Your answer should be one number, the count of lines in the entries holding the word "Arial".

============================================================

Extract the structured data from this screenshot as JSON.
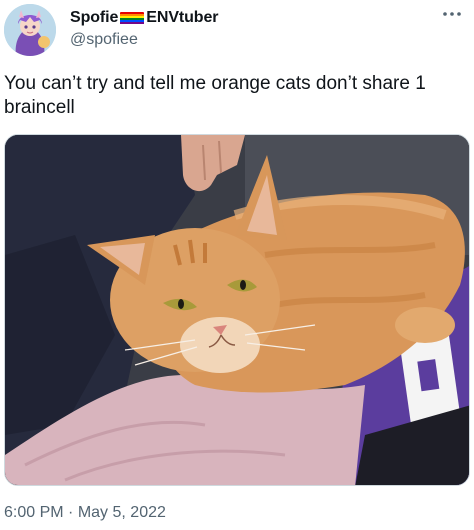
{
  "user": {
    "display_name_part1": "Spofie",
    "display_name_part2": "ENVtuber",
    "flag_icon": "rainbow-flag-emoji",
    "handle": "@spofiee"
  },
  "tweet": {
    "text": "You can’t try and tell me orange cats don’t share 1 braincell",
    "image_icon": "orange-cat-photo"
  },
  "footer": {
    "time": "6:00 PM",
    "separator": "·",
    "date": "May 5, 2022"
  },
  "colors": {
    "text_primary": "#0f1419",
    "text_secondary": "#536471",
    "border": "#cfd9de"
  }
}
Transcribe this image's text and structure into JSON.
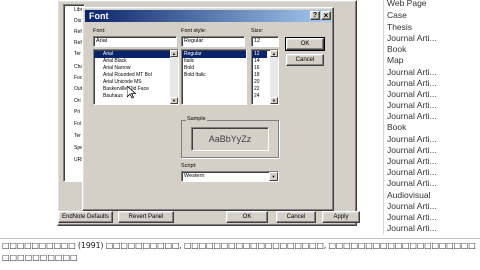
{
  "right_list": [
    "Web Page",
    "Case",
    "Thesis",
    "Journal Arti...",
    "Book",
    "Map",
    "Journal Arti...",
    "Journal Arti...",
    "Journal Arti...",
    "Journal Arti...",
    "Journal Arti...",
    "Book",
    "Journal Arti...",
    "Journal Arti...",
    "Journal Arti...",
    "Journal Arti...",
    "Journal Arti...",
    "Audiovisual",
    "Journal Arti...",
    "Journal Arti...",
    "Journal Arti..."
  ],
  "bg_panel_items": [
    "Libr",
    "Dis",
    "Ref",
    "Ref",
    "Ter",
    "Cha",
    "Foo",
    "Out",
    "Ori",
    "Pri",
    "Fol",
    "Ter",
    "Spe",
    "URI"
  ],
  "bottom_text": {
    "line1": "□□□□□□□□□□ (1991) □□□□□□□□□□, □□□□□□□□□□□□□□□□□□□, □□□□□□□□□□□□□□□□□□□□",
    "line2": "□□□□□□□□□□"
  },
  "dialog": {
    "title": "Font",
    "help_glyph": "?",
    "close_glyph": "×",
    "font_label": "Font:",
    "font_value": "Arial",
    "fonts": [
      "Arial",
      "Arial Black",
      "Arial Narrow",
      "Arial Rounded MT Bol",
      "Arial Unicode MS",
      "Baskerville Old Face",
      "Bauhaus"
    ],
    "style_label": "Font style:",
    "style_value": "Regular",
    "styles": [
      "Regular",
      "Italic",
      "Bold",
      "Bold Italic"
    ],
    "size_label": "Size:",
    "size_value": "12",
    "sizes": [
      "12",
      "14",
      "16",
      "18",
      "20",
      "22",
      "24"
    ],
    "ok": "OK",
    "cancel": "Cancel",
    "sample_label": "Sample",
    "sample_text": "AaBbYyZz",
    "script_label": "Script:",
    "script_value": "Western"
  },
  "bottom_buttons": {
    "endnote_defaults": "EndNote Defaults",
    "revert_panel": "Revert Panel",
    "ok": "OK",
    "cancel": "Cancel",
    "apply": "Apply"
  },
  "colors": {
    "titlebar_start": "#0a246a",
    "titlebar_end": "#a6caf0",
    "face": "#d4d0c8",
    "selection": "#0a246a"
  }
}
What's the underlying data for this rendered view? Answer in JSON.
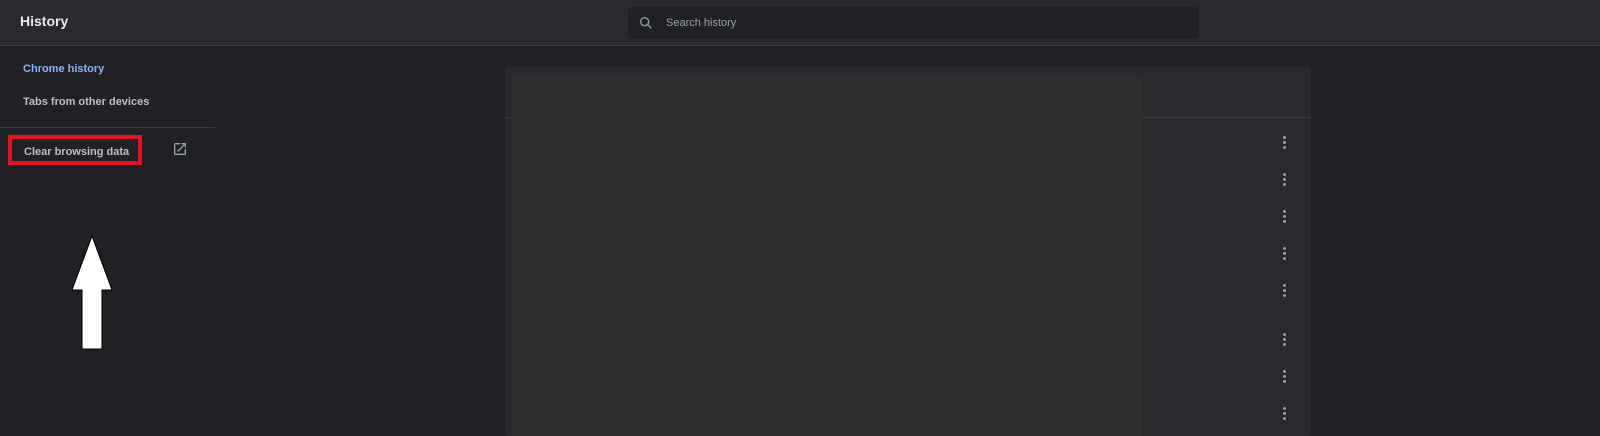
{
  "header": {
    "title": "History",
    "search": {
      "value": "",
      "placeholder": "Search history"
    }
  },
  "sidebar": {
    "items": [
      {
        "label": "Chrome history",
        "active": true
      },
      {
        "label": "Tabs from other devices",
        "active": false
      }
    ],
    "clear_browsing_data": {
      "label": "Clear browsing data",
      "icon": "external-link-icon",
      "highlight_color": "#e4141d"
    },
    "annotation_icon": "up-arrow-icon"
  },
  "history_list": {
    "more_actions_icon": "more-vert-icon",
    "row_count": 8
  },
  "colors": {
    "background": "#202124",
    "header": "#292a2d",
    "active_link": "#8ab4f8",
    "text": "#bdc1c6",
    "highlight": "#e4141d"
  }
}
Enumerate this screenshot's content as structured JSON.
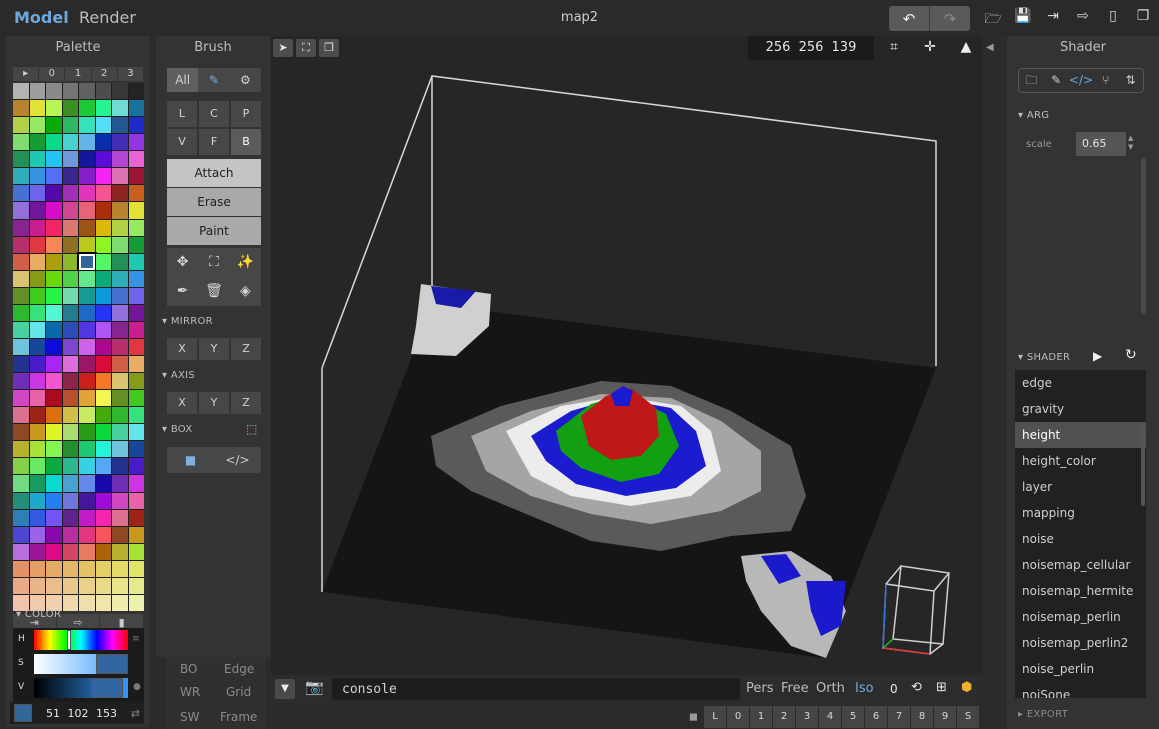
{
  "topbar": {
    "mode_model": "Model",
    "mode_render": "Render",
    "title": "map2",
    "undo_icon": "↶",
    "redo_icon": "↷",
    "icons": [
      "open-folder-icon",
      "save-icon",
      "import-icon",
      "export-icon",
      "new-file-icon",
      "duplicate-icon"
    ]
  },
  "palette": {
    "title": "Palette",
    "tabs": [
      "▸",
      "0",
      "1",
      "2",
      "3"
    ],
    "actions": [
      "⇥",
      "⇨",
      "▮"
    ],
    "section_color": "COLOR",
    "hsv_labels": [
      "H",
      "S",
      "V"
    ],
    "color_value": "51 102 153",
    "selected_color": "#336699",
    "swap_icon": "⇄"
  },
  "brush": {
    "title": "Brush",
    "top": {
      "all": "All",
      "brush_icon": "✎",
      "gear_icon": "⚙"
    },
    "shape_buttons": [
      "L",
      "C",
      "P",
      "V",
      "F",
      "B"
    ],
    "active_shape": "B",
    "modes": [
      "Attach",
      "Erase",
      "Paint"
    ],
    "active_mode": "Attach",
    "tool_icons": [
      "✥",
      "⛶",
      "✨",
      "✒",
      "🗑",
      "◈"
    ],
    "mirror": {
      "label": "MIRROR",
      "axes": [
        "X",
        "Y",
        "Z"
      ]
    },
    "axis": {
      "label": "AXIS",
      "axes": [
        "X",
        "Y",
        "Z"
      ]
    },
    "box": {
      "label": "BOX",
      "box_icon": "⬚",
      "square_icon": "■",
      "code_icon": "</>"
    }
  },
  "view_options": {
    "items": [
      "BO",
      "Edge",
      "WR",
      "Grid",
      "SW",
      "Frame"
    ]
  },
  "viewport": {
    "tools": [
      "➤",
      "⛶",
      "❐"
    ],
    "dimensions": "256 256 139",
    "right_icons": [
      "⌗",
      "✛",
      "▲"
    ]
  },
  "console": {
    "toggle": "▼",
    "camera_icon": "📷",
    "value": "console",
    "projections": [
      "Pers",
      "Free",
      "Orth",
      "Iso"
    ],
    "active_projection": "Iso",
    "zero": "0",
    "reset_icon": "⟲",
    "layout_icon": "⊞",
    "cube_icon": "⬢"
  },
  "layers": {
    "cam_icon": "◼",
    "keys": [
      "L",
      "0",
      "1",
      "2",
      "3",
      "4",
      "5",
      "6",
      "7",
      "8",
      "9",
      "S"
    ]
  },
  "shader": {
    "title": "Shader",
    "tabs": [
      "🗀",
      "✎",
      "</>",
      "⑂",
      "⇅"
    ],
    "active_tab": "</>",
    "arg_section": "ARG",
    "arg_name": "scale",
    "arg_value": "0.65",
    "shader_section": "SHADER",
    "play_icon": "▶",
    "reload_icon": "↻",
    "list": [
      "edge",
      "gravity",
      "height",
      "height_color",
      "layer",
      "mapping",
      "noise",
      "noisemap_cellular",
      "noisemap_hermite",
      "noisemap_perlin",
      "noisemap_perlin2",
      "noise_perlin",
      "noiSone"
    ],
    "selected": "height",
    "export_section": "EXPORT"
  }
}
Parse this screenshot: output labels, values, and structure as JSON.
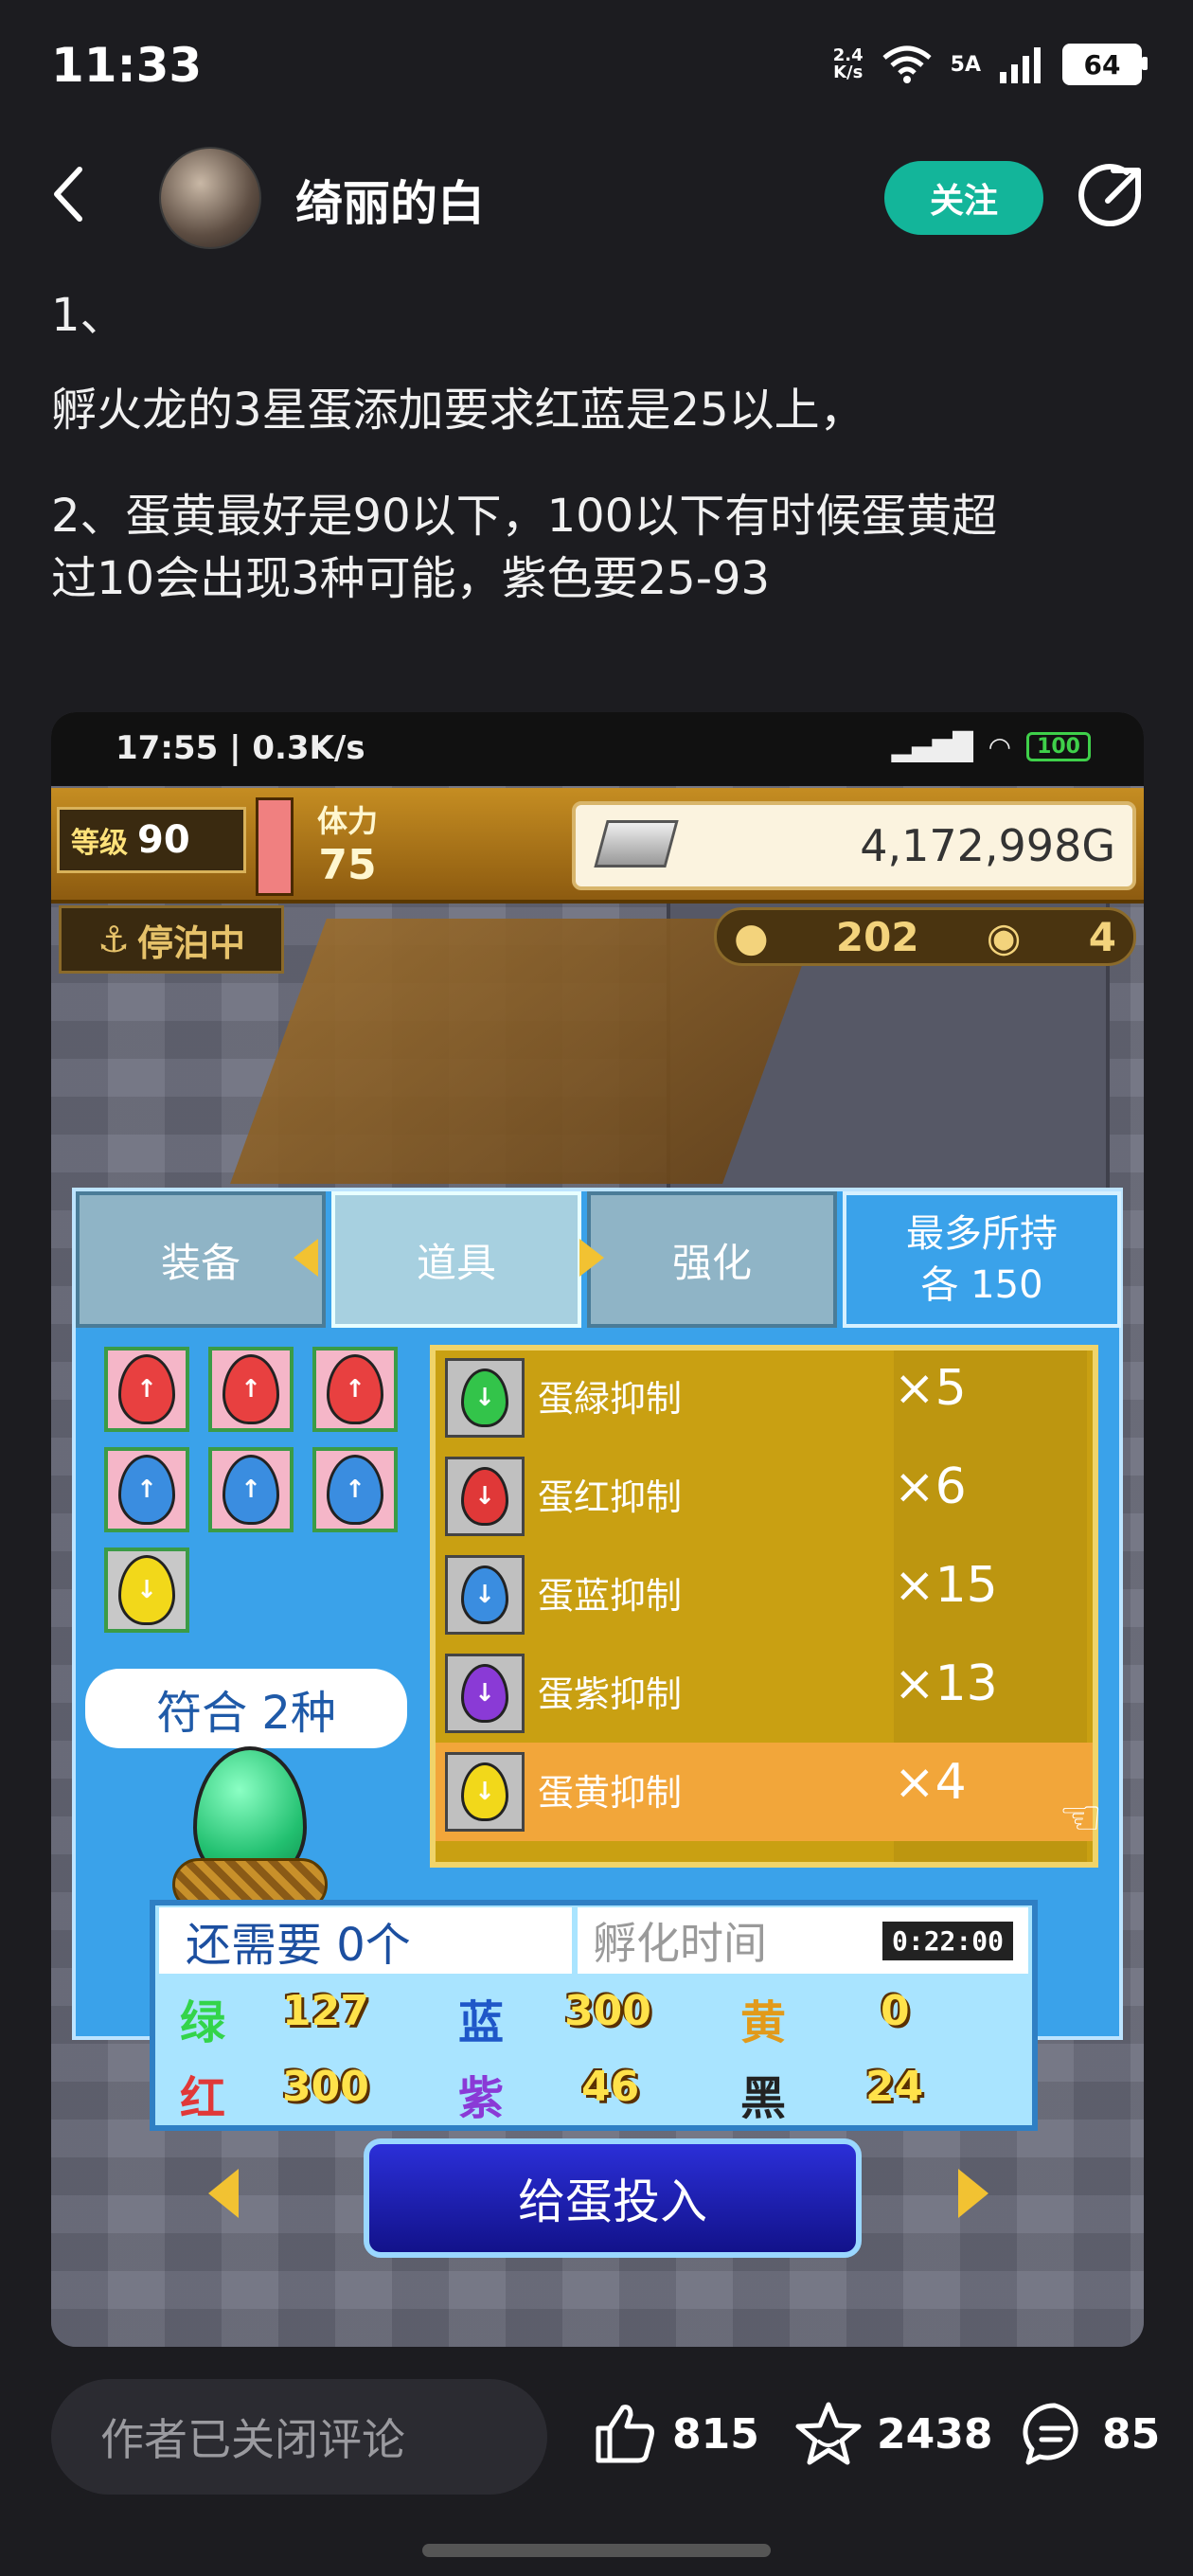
{
  "status_bar": {
    "time": "11:33",
    "net_speed_top": "2.4",
    "net_speed_bottom": "K/s",
    "signal_text": "5A",
    "battery": "64"
  },
  "header": {
    "author": "绮丽的白",
    "follow_label": "关注"
  },
  "post": {
    "line1": "1、",
    "line2": "孵火龙的3星蛋添加要求红蓝是25以上，",
    "line3a": "2、蛋黄最好是90以下，100以下有时候蛋黄超",
    "line3b": "过10会出现3种可能，紫色要25-93"
  },
  "game": {
    "status": {
      "time": "17:55 | 0.3K/s",
      "battery": "100"
    },
    "level_label": "等级",
    "level": "90",
    "stamina_label": "体力",
    "stamina": "75",
    "gold": "4,172,998G",
    "docked": "停泊中",
    "resource_a": "202",
    "resource_b": "4",
    "tabs": {
      "equip": "装备",
      "item": "道具",
      "enhance": "强化",
      "max_line1": "最多所持",
      "max_line2": "各 150"
    },
    "items": [
      {
        "name": "蛋緑抑制",
        "qty": "×5",
        "color": "#33c44a"
      },
      {
        "name": "蛋红抑制",
        "qty": "×6",
        "color": "#e03838"
      },
      {
        "name": "蛋蓝抑制",
        "qty": "×15",
        "color": "#3a8de0"
      },
      {
        "name": "蛋紫抑制",
        "qty": "×13",
        "color": "#8a3ad6"
      },
      {
        "name": "蛋黄抑制",
        "qty": "×4",
        "color": "#f2d81a"
      }
    ],
    "match_text": "符合 2种",
    "need_text": "还需要 0个",
    "hatch_label": "孵化时间",
    "hatch_time": "0:22:00",
    "stats": {
      "green_label": "绿",
      "green": "127",
      "blue_label": "蓝",
      "blue": "300",
      "yellow_label": "黄",
      "yellow": "0",
      "red_label": "红",
      "red": "300",
      "purple_label": "紫",
      "purple": "46",
      "black_label": "黑",
      "black": "24"
    },
    "feed_button": "给蛋投入"
  },
  "bottom_bar": {
    "comment_placeholder": "作者已关闭评论",
    "likes": "815",
    "favorites": "2438",
    "comments": "85"
  },
  "colors": {
    "accent": "#13b59a",
    "background": "#1c1c20"
  }
}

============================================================

Answer below — 6